_What is needed_
Among the lines below, count those with the word "this". Answer with the number only.
══════════
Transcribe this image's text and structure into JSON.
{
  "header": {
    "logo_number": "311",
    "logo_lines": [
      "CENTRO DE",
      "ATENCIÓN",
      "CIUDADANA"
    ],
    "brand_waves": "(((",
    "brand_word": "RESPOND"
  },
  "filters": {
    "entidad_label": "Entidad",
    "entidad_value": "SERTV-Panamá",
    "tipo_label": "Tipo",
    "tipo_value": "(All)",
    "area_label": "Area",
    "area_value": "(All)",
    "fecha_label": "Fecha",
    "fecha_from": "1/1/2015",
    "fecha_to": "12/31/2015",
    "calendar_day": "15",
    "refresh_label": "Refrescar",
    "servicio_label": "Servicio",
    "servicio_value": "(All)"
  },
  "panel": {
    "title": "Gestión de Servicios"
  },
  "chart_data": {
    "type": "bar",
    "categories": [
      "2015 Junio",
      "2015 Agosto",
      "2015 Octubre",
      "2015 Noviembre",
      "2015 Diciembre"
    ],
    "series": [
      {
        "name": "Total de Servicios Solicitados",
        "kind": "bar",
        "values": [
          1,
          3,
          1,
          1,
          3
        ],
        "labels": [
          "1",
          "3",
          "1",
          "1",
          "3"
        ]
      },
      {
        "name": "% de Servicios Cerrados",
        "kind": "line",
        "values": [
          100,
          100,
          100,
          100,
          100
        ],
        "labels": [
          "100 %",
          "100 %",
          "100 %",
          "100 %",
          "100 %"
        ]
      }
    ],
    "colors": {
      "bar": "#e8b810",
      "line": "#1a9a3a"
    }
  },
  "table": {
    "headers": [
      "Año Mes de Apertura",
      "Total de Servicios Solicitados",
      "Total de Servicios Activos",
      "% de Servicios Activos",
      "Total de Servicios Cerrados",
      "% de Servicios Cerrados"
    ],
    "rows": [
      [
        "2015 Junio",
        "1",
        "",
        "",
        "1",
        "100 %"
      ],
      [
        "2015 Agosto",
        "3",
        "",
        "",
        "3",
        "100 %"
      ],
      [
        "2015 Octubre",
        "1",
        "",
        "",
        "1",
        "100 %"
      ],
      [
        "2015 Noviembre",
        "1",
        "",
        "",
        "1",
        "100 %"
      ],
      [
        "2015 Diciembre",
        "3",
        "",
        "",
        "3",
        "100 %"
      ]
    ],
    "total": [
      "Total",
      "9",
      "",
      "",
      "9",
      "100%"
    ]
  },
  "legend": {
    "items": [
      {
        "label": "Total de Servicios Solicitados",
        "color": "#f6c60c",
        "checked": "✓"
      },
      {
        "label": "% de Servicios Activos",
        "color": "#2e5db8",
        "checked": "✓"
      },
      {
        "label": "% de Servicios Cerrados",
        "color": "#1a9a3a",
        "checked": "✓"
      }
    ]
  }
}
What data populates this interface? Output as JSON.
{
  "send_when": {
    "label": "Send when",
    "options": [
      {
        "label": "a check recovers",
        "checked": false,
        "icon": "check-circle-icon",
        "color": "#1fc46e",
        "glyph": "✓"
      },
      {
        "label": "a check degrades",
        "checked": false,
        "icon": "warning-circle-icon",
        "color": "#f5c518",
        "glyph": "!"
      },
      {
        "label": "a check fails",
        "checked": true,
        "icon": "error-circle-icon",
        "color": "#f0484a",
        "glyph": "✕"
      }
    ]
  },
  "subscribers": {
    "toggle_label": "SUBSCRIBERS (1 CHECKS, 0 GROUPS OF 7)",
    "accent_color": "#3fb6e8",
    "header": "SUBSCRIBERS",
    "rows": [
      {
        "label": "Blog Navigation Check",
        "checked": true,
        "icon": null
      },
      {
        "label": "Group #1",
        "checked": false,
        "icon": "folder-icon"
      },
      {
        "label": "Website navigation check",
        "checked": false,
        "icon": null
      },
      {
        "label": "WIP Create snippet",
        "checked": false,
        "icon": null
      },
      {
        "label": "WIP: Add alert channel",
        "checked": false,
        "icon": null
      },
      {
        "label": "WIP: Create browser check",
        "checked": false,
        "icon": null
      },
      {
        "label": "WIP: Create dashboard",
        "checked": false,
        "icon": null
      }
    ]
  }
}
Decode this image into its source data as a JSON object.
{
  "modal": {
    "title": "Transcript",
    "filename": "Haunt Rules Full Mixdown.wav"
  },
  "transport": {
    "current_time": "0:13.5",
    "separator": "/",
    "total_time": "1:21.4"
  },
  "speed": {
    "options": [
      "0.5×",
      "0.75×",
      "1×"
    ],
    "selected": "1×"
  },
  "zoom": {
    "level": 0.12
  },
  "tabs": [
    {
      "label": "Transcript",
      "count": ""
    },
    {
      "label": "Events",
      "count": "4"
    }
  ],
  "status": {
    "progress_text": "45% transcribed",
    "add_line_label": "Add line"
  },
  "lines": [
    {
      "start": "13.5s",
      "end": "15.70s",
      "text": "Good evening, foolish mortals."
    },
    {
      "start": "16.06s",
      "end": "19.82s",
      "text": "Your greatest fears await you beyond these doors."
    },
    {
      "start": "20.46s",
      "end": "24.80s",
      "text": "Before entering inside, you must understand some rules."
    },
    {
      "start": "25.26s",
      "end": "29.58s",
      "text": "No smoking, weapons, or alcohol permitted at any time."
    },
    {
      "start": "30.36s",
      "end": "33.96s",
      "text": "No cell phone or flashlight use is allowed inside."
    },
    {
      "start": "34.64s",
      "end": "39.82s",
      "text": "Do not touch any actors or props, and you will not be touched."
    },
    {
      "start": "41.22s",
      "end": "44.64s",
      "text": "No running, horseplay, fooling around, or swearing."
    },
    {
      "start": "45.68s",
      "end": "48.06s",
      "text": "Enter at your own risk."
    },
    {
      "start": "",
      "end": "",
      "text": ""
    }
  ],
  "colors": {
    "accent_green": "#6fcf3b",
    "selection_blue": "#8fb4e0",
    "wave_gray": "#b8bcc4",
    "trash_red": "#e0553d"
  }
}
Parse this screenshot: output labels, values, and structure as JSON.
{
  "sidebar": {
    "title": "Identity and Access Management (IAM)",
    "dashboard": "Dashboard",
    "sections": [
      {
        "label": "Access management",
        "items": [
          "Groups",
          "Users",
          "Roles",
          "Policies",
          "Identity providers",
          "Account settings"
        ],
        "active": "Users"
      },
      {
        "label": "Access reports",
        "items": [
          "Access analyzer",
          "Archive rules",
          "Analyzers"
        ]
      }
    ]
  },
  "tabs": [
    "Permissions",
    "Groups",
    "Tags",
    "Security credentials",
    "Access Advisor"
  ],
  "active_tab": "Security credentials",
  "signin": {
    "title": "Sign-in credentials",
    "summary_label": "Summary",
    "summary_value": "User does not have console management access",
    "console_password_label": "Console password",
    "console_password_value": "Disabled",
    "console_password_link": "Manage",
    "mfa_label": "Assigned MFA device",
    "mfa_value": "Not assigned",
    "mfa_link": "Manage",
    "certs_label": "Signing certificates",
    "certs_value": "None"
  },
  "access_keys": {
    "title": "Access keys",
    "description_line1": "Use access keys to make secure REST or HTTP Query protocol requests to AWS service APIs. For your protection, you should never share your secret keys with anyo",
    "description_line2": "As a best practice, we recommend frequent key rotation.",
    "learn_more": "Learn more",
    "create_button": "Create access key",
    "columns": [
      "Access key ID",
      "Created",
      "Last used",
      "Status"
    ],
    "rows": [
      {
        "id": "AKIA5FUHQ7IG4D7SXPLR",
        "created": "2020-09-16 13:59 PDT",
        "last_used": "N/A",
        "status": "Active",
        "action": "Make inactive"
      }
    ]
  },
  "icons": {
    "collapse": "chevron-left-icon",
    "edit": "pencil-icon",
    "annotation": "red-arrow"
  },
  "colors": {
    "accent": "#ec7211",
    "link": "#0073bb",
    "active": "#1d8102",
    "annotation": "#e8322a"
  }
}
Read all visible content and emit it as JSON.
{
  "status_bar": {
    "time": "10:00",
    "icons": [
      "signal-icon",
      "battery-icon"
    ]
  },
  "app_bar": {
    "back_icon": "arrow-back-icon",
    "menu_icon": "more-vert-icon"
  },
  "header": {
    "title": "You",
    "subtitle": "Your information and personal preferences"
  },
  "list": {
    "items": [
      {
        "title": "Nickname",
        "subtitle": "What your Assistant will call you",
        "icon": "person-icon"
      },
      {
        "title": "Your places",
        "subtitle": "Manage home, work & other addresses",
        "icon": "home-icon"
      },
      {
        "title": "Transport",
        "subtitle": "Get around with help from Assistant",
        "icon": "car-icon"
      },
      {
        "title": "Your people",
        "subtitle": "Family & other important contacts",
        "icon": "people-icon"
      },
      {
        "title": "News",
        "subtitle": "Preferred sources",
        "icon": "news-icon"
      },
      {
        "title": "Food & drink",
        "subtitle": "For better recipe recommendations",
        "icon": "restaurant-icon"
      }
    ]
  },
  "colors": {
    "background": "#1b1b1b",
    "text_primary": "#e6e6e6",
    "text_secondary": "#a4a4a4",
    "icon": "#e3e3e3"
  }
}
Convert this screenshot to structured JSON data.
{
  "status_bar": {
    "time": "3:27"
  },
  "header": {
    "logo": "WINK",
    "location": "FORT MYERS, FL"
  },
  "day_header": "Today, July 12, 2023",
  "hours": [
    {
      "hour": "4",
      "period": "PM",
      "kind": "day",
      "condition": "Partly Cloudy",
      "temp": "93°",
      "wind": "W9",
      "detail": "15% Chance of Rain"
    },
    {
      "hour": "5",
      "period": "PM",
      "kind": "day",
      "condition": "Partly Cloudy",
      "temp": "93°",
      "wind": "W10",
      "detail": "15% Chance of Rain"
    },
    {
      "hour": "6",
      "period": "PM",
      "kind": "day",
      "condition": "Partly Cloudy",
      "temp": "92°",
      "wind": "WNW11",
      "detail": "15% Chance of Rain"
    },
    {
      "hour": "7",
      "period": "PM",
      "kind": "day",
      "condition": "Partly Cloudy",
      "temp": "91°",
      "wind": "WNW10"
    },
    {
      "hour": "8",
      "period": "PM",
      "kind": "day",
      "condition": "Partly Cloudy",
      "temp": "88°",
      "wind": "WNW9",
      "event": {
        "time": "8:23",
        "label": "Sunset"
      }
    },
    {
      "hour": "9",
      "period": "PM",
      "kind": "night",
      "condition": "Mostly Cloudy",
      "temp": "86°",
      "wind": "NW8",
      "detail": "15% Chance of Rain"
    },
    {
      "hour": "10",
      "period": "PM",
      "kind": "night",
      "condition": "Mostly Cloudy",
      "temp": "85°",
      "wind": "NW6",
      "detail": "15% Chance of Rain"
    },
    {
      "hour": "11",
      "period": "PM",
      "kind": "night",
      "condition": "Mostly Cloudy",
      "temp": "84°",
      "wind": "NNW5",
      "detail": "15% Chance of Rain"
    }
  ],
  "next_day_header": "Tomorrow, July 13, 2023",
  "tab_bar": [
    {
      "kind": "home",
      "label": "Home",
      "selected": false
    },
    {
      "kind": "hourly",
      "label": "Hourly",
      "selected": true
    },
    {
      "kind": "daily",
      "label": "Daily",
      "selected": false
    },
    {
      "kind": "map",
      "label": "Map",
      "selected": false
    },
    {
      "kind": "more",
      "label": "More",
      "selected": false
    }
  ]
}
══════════
_Written answer_
5